Let’s Talk Storage 💾

This week, we’ve been thinking a lot about storage in Kubernetes. Storage is an extremely important, but also a very difficult capability to provide in a cluster. Doing so often means relying on external resources to create a reliable solution. There are some projects that let you run your cluster on EKS without EBS volumes, or to run a bare metal cluster that doesn’t come with any managed storage. This is a topic that we should check back in on more often, and we’d love to hear about other in-cluster storage solutions not listed here!

Issue #88

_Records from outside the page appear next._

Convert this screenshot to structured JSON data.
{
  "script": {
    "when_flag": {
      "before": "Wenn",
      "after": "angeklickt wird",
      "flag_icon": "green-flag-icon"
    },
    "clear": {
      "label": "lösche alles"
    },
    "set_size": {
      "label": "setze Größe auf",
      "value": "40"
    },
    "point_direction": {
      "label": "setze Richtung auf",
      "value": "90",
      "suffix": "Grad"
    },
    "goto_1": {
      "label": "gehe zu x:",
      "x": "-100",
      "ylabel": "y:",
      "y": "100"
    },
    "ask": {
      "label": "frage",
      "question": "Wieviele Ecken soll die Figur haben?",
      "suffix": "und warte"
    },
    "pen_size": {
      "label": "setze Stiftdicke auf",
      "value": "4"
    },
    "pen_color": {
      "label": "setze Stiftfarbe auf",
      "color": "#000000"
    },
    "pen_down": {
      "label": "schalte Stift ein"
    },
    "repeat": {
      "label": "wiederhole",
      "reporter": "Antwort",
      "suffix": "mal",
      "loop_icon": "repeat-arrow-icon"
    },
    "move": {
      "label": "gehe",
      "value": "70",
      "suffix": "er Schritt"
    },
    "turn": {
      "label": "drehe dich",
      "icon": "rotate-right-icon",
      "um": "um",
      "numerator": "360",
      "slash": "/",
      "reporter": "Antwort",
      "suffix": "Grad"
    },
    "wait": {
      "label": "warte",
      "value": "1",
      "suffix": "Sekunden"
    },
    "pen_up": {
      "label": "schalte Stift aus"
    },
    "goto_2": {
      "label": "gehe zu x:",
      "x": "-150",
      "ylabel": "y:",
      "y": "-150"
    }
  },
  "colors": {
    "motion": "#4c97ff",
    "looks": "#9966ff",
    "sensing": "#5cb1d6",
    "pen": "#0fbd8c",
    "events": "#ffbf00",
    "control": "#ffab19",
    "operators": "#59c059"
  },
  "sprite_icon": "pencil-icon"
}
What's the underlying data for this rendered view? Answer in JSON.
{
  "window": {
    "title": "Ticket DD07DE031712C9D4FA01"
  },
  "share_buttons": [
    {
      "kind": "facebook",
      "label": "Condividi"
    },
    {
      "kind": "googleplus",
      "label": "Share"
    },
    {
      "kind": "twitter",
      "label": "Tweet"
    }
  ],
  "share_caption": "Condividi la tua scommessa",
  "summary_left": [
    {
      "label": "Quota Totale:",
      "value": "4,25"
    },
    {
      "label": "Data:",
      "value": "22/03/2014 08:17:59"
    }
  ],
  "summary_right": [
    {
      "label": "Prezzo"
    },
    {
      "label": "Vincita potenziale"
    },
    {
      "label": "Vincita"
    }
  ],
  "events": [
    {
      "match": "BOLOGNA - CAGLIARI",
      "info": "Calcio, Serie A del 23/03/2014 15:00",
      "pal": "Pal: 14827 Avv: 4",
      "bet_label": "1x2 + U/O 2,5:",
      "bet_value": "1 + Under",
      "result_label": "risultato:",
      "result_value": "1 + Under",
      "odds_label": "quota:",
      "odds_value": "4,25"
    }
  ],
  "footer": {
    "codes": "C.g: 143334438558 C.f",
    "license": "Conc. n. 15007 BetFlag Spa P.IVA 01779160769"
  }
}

Let’s start by looking at why storage is such a hard problem. This article very succinctly explains the cause: “Persistent storage cannot be bound to the rules of being dynamically created and destroyed”. Applying the Kubernetes concepts to in-cluster storage is a non-trivial problem, but it can be done. There are several open source (and some proprietary) projects and products to help here, and the rest of this Kubelist issue looks at some of the most popular.

Rook is an Incubation-level CNCF project, which makes it the only storage provisioner to get out of the Sandbox to date. Rook is a Kubernetes Operator to operate Ceph and other storage systems. The list of Alpha storage systems (non-Ceph) supported by Rook is extensive and worth watching, especially if you aren’t excited about running Ceph in production. 🏰

Longhorn recently released v1.0.0 and is an appealing choice when you have a greenfield environment running completely in Kubernetes and you cannot (or choose not to) rely on cloud provider storage. Longhorn doesn’t have the benefit of building on top of Ceph or another mature project, but this means Longhorn doesn’t come with the baggage of pre-Kubernetes projects. If simplicity and support for Kubernetes-only environments are big goals, Longhorn is worth checking out. 🐮

OpenEBS brings multiple Storage Engines, and even allows you to enable multiple engines at the same time. This is powerful if you want to use different storage classes for different workloads in your StatefulSets and Persistent Volumes. By enabling cStor and LocalPV both, you can allow a workflow for workloads to specify (via storage classes) whether their data needs to be replicated across nodes or not. This is useful when you want to run Postgres and Elasticsearch both on the same cluster, using the same storage system, but having different QoS for each. LocalPV is a good choice when the application manages its own replication and cStore is useful when the application relies on the underlying storage provider.

ChubaoFS provides both a block store and object store while providing a focus on scaling the filesystem metadata service. For some workloads, querying a filesystem backed by distributed storage represents significant overhead and can create bottlenecks and other performance problems. Now that ChubaoFS has a CSI plugin for Kubernetes, it’s relatively easy to deploy into an existing cluster without requiring anything to be added to each node. 🗃

Portworx is known for delivering a commercial storage product, but now has Portworx Essentials, which is free for 5 TB and 5 Nodes. Essentials is an interesting choice to get an upgrade path to a commercially supported, highly scalable storage backend. Just keep an eye on the license because there are some restrictions including the requirement to have telemetry enabled to use the product.

New docs. Send some feedback on what’s good or what you don’t like.